The basis for this very practical and godly rationale is found in Scripture. Newton argues this point in four key chapters (chapters 7, 9, 11, 13) on the four key biblical texts (Acts 20:17–31; 1 Tim. 3:1–7; Heb. 13:17–19; 1 Pet. 5:1–5). Discussing Paul’s speech to the Ephesian elders (plural), Newton writes clearly on the mandate from Scripture:

The dangers we face in twenty-first century America are of the same nature as those faced by our first-century counterparts. The same Lord who directed the apostles to appoint spiritual leaders over the early church directs us to do the same in modern churches. When selecting those leaders, popularity must be laid aside and biblical qualifications emphasized instead. (p. 103)

Schmucker then discusses the failing then successful attempts at CHBC to move to a plurality of elders. Read with the previous chapter, this recounting ably illustrates how concern for the integrity and witness of a church’s leadership must stem from the Scriptures.

Such practical reflection is the real strength of the book. Part three contains several chapters from both authors, who discuss the process for transitioning from non-elder leadership to a plurality of elders. Chapter 19, entitled “Putting It All Together,” helps pastors and churches do just that. Newton gives sage advice: “So you are pondering the idea of making a change in your church structure later. If that is you, get started now. Focus on faithfully teaching Scripture to your church . . . The polity will follow in due time, because a congregation that loves the Word of God and desires to follow whatever the Lord has spoken will be open to plural eldership.” (pp. 212–13) This is not a book for those who wish to lord over a church, either for the sake of elders or against them. This is a book for careful reading and humble response.

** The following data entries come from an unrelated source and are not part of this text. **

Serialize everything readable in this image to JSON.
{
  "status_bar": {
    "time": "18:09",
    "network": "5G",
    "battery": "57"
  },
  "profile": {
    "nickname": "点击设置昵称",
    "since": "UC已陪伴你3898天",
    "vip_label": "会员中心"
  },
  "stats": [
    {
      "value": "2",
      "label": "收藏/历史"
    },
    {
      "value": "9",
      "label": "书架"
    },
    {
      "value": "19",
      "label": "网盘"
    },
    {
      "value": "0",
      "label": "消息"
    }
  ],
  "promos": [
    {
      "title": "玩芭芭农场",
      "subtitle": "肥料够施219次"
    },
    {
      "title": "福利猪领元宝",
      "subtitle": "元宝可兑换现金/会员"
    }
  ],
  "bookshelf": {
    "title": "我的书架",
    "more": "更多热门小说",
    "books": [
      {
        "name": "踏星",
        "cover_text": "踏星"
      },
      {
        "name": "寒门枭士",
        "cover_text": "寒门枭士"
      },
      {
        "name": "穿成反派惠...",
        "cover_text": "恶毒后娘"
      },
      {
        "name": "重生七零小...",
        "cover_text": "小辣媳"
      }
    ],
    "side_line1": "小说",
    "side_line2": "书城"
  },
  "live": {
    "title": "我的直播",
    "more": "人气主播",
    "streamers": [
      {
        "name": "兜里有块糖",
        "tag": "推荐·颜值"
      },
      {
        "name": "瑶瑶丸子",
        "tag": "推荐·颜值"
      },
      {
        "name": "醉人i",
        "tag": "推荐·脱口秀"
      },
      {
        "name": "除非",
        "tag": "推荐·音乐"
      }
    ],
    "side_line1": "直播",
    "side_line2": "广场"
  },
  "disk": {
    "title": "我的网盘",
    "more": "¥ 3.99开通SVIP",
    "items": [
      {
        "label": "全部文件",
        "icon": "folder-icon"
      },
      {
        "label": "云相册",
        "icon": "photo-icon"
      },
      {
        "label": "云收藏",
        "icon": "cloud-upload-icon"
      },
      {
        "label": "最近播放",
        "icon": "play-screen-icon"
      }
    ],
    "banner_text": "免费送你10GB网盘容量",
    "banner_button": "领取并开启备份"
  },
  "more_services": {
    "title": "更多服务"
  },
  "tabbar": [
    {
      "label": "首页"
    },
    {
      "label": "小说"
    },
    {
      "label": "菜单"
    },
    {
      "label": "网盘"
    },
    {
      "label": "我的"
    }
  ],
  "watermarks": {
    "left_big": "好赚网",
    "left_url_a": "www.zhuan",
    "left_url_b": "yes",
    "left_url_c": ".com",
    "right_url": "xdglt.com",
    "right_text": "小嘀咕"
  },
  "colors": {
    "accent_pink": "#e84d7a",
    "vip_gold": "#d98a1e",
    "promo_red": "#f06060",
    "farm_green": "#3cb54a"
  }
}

Newton and Schmucker’s words are full of wisdom gained from Scripture and years of pastoral experience. Indeed, they are examples of what they argue for in this book. This makes them exceedingly qualified to write it. And they have written it very well. Any pastor, deacon, elder, or lay member of a Baptist church will benefit greatly from reading it. Students and pastoral interns will want to pour over it, discuss it, and apply it. Highly recommended.

Announcing the “Visiting Scholar Program” at Southeastern Seminary

We at BtT are happy to announce the new “Visiting Scholar Program” at Southeastern Baptist Theological Seminary. The Visiting Scholar program is designed to provide a warm and hospitable working environment for evangelical scholars who wish to take a sabbatical or embark upon an extended study leave at Southeastern.

Together, Southeastern’s faculty and administration view this program as an opportunity to build friendships with visiting scholars, to enrich and support their academic research and writing, and to learn from them.

The Southeastern Visiting Scholar Program is for professors who teach in a discipline that complements the mission and vision of Southeastern Seminary. 

Visiting professors will be provided a furnished apartment, a research assistant, full access to all library resources, and direct support from library staff.

During their time at Southeastern, scholars also will be invited to participate in Southeastern’s academic community. This involvement may include roundtable discussions, lectures, presentations, or teaching. 

Interested professors may apply for the Southeastern Visiting Scholar Program. To apply, professors should send their CV and a brief description of research goals for their sabbatical leave, along with their sabbatical schedule. Send this info to Dr. Keith Whitfield (   game on mobile